Insomnia and sleep problems are often triggered by stress and anxiety. On the other hand, lack of sleep can contribute to stress. Hence, we can conclude that the relationship between sleep and stress is reciprocal and understanding and managing one of these problems can often improve the other. Here’s what you need to know:
The Influence of Stress on Sleep Quality
Insomnia is one of the most common sleep disorders related to stress. Some studies show that one-third to two-thirds of the adult population suffers from insomnia. The disorder is characterized by difficulty falling and staying asleep and thus it affects overall sleep quality.
People with insomnia experience trouble with sleep onset and maintenance regardless of adequate time allocated for sleep and a healthy sleep environment. As a result, they usually suffer from daytime sleepiness, tiredness, fatigue, irritability, and cognitive impairments.

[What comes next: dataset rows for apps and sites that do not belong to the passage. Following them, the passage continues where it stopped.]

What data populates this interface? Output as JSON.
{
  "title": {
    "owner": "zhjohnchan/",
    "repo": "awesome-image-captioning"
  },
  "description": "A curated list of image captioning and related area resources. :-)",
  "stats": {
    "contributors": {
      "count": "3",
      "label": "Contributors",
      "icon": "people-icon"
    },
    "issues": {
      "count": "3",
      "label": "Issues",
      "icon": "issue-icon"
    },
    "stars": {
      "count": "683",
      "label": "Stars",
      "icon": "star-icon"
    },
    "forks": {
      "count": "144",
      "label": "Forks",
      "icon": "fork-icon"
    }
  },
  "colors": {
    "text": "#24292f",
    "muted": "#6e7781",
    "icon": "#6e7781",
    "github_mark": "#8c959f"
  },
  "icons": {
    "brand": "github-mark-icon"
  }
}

What’s also worth mentioning, increased stress levels have a negative impact on sleep architecture and the duration of each sleep stage. Those who experience chronic stress may even notice a reduction in deep sleep and disruptions during rapid eye movement (REM) sleep.
Short-termor acute insomnia is when someone experiences insomnia symptoms for less than three months. In general, sudden stressors trigger this condition including:
- Work-related issues
- Financial loss
- Relationship issues
- Grieving and bereavement
- Diagnosis of a medical condition
- Symptoms of a medical condition
- Changes made to the sleep environment
Luckily, once the stressful situation ends and short-term stress reduces insomnia symptoms will soon start to disappear. But unfortunately, some may even fall into a recurrent cycle of lack of sleep and anxiety about sleep loss that can eventually turn into chronic insomnia.
If insomnia symptoms occur at least three times a week for more than three months, it means that a person suffers from chronic insomnia. Persistent stressors can contribute to the disorders which may include:
- Work-related issues or dissatisfaction
- Marital difficulties or divorce
- Other family issues
- The death of a loved one
- Major illness or injury
- Low socioeconomic status
- Major life changes
Although persistent stress does not always lead to chronic insomnia, those with anxiety disorder are at a significantly higher risk of developing this sleep disorder. Moreover, once chronic insomnia symptoms become strong, people start feeling anxious about sleeping and other life aspects. In other words, people face increased daily stress which then worsens insomnia symptoms, falling into a vicious circle.
In addition, here are some other insomnia-related daytime impairments that lead to or contribute to stress:
- Irritability and mood swings
- Fatigue and malaise throughout the day
- Poor focus, concentration, and memory
- Poor social, professional, and academic performance
- Lack of energy and motivation
- Increased risk for mistakes and accidents
Getting Quality Sleep While Stressed
One way to reduce stress levels is getting enough quality sleep each night, i.e., sleeping 7 to 9 hours, which is the recommended amount of sleep per night for adults. But, how to sleep while stressed? Namely, you can lower your stress levels and improve sleep by incorporating healthy daily habits. Here’s what you should do:
- Follow a balanced diet
- Exercise regularly
- Practice relaxation techniques
- Follow a strict sleep schedule
- Make your bedroom sleep-friendly
- Limit screen time before bed
- Avoid nicotine, alcohol, and caffeine before bed
If you follow the above-listed tips, you will soon notice that your sleep has improved and your stress levels reduced. Still, if your issues persist, ensure you consult your doctor in order to get the right treatment.